Overall, how many of the top 50 running backs of last year were first round picks by the teams that drafted them? 12.

Go ahead and get excited about Richardson, but Indianapolis will be all about the other backs. The chances are good that one of them will end up being the leading rusher on your favorite team.

The 40 Star Will Be … ?

Everyone couldn’t wait to see Abilene Christian receiver Edmond Gates run the 40 last year, and he didn’t disappoint with a blinding 4.37. Miami took him in the fourth round, and he rewarded them with two catches for 19 yards.

The 40 is the marquee event at the Combine because it’s so easily measurable. The quickness drills mean more, and the interviews are really the most important part of the process, but if a mid-range prospect can fly up the rankings with a great run, and a top player, like Julio Jones of last year, can become a must-have with a big dash. And as Cleveland’s Joe Haden and Ohio State’s Malcolm Jenkins have proved, a disastrous 40 in Indy isn’t necessarily a sign that someone can’t play.

So who’s going to rip off the time everyone will be talking about? Who’ll be crowned Mr. Speedy when this is all done?

It would’ve been Florida running back Jeff Demps, but instead of preparing for Indy he’s training for the Olympics.

The odds-on favorite  to win the event would've been Utah State’s Michael Smith - a flash of lightning return prospect with 4.3.5 wheels - but he wasn't invited. That means Fresno State receiver Devon Wylie should be the star with a mid-4.3. Demps’ Florida teammate, Chris Rainey, will be in the hunt, but he’ll probably be just a shade slower than Wylie, as will NC State receiver T.J. Graham.

Baylor receiver Kendall Wright needs to be under 4.4. LSU’s Rueben Randle might hit the mark at 6-4 and over 200 pounds, while diminutive Wright has to show that he’s a true speed receiver. Anything outside of 4.45 will be disastrous.

There won’t be a Patrick Peterson 4.34 among the top corners. UTEP’s Antwon Blake is a sub-4.4 blazer, but he wasn’t invited to the Combine.

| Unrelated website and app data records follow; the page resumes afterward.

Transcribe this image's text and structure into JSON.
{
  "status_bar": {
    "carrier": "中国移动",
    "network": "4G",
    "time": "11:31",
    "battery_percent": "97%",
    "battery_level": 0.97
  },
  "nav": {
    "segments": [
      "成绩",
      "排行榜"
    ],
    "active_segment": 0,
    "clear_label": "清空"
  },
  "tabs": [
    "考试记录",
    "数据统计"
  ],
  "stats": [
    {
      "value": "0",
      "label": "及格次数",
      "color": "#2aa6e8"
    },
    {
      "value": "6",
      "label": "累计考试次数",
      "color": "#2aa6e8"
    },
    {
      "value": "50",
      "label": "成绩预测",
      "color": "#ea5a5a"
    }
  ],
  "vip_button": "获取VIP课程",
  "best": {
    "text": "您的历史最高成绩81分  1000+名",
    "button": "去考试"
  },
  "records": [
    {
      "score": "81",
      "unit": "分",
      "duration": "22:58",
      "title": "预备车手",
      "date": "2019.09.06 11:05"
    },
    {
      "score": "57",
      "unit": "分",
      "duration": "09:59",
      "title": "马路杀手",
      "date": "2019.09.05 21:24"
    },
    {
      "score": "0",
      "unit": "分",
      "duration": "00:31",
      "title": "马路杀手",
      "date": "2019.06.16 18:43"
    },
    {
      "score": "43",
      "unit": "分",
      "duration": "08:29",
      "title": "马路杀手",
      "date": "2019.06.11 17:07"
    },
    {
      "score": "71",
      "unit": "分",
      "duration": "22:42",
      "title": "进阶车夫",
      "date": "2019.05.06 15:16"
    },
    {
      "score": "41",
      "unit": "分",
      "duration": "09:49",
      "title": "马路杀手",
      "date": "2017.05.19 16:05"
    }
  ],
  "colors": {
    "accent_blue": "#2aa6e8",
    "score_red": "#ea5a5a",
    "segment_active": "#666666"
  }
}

The most interesting 40 time could come from North Carolina’s Zach Brown, who holds the school record in the 60-meter dash. At around 6-3 and 230 pounds, he could be the fastest outside linebacker at the Combine by at last 0.2 seconds and is a threat to push the low 4.4s.

- Part One Ryan Tannehill, Justin Blackmon, & RGII's Height 
- Part Two The importance of Riley Reiff, DTs, & TEs